- [Activity]: The number of lines holding the string "shortcut" is all that is wanted; count them in the records below.

- [Supplied records]:

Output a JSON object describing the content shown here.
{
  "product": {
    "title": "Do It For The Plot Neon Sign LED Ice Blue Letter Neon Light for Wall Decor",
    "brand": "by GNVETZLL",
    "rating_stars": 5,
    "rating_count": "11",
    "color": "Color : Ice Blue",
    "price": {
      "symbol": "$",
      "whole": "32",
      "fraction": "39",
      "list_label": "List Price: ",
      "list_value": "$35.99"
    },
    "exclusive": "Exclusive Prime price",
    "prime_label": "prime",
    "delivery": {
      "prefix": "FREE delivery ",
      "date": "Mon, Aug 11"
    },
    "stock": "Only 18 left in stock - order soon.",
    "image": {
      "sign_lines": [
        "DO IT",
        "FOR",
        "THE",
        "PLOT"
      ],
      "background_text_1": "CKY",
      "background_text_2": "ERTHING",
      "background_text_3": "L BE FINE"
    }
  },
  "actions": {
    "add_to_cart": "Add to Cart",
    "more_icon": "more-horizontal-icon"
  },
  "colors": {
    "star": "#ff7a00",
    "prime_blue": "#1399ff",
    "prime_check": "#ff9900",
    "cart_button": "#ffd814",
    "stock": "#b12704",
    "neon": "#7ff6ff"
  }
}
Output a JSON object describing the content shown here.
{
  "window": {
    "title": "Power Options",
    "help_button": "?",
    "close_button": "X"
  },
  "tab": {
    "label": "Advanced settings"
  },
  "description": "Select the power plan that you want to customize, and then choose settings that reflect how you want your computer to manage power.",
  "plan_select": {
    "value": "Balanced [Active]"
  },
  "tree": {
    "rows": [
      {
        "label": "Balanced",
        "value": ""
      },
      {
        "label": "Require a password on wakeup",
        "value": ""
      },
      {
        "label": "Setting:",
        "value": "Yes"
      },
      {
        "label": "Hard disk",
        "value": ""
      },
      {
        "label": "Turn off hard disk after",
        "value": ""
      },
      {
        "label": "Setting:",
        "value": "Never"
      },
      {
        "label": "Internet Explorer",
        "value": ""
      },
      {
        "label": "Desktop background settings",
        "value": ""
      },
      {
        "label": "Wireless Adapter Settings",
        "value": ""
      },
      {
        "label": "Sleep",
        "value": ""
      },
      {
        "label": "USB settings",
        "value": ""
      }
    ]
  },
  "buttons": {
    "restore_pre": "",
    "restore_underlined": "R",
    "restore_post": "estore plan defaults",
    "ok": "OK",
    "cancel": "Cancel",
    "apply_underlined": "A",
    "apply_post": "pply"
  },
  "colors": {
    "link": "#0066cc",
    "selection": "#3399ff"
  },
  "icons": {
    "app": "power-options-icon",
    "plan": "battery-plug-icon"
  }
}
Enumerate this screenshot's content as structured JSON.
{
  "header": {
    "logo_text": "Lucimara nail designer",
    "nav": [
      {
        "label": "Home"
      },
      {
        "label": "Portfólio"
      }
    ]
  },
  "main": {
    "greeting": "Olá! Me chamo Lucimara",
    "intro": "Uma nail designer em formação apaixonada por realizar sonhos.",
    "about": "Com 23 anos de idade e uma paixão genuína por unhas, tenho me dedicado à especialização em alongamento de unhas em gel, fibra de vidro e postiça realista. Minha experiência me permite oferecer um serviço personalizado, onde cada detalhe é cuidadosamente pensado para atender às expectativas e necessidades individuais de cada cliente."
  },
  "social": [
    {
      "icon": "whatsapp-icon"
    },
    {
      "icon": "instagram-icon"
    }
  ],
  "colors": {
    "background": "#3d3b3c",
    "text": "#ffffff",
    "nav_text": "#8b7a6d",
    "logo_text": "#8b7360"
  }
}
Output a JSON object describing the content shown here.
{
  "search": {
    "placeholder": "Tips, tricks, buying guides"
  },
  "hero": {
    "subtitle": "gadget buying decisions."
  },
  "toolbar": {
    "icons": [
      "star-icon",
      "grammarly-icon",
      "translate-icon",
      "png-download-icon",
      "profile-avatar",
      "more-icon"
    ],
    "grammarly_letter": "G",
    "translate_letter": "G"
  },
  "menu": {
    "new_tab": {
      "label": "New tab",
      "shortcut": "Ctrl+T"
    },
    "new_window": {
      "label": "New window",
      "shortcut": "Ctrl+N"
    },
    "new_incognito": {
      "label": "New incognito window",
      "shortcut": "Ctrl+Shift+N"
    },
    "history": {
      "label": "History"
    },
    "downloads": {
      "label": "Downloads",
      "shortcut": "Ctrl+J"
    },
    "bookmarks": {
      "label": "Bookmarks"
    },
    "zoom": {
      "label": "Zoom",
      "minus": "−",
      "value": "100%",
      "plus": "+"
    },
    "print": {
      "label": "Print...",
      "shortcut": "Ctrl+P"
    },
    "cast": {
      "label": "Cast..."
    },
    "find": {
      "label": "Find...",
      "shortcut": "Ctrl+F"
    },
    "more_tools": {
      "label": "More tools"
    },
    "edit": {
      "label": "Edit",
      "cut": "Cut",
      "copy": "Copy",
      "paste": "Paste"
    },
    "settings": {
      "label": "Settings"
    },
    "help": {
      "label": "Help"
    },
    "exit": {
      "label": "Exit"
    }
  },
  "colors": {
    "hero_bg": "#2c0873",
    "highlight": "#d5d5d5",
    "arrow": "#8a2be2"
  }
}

- [Response box]: 6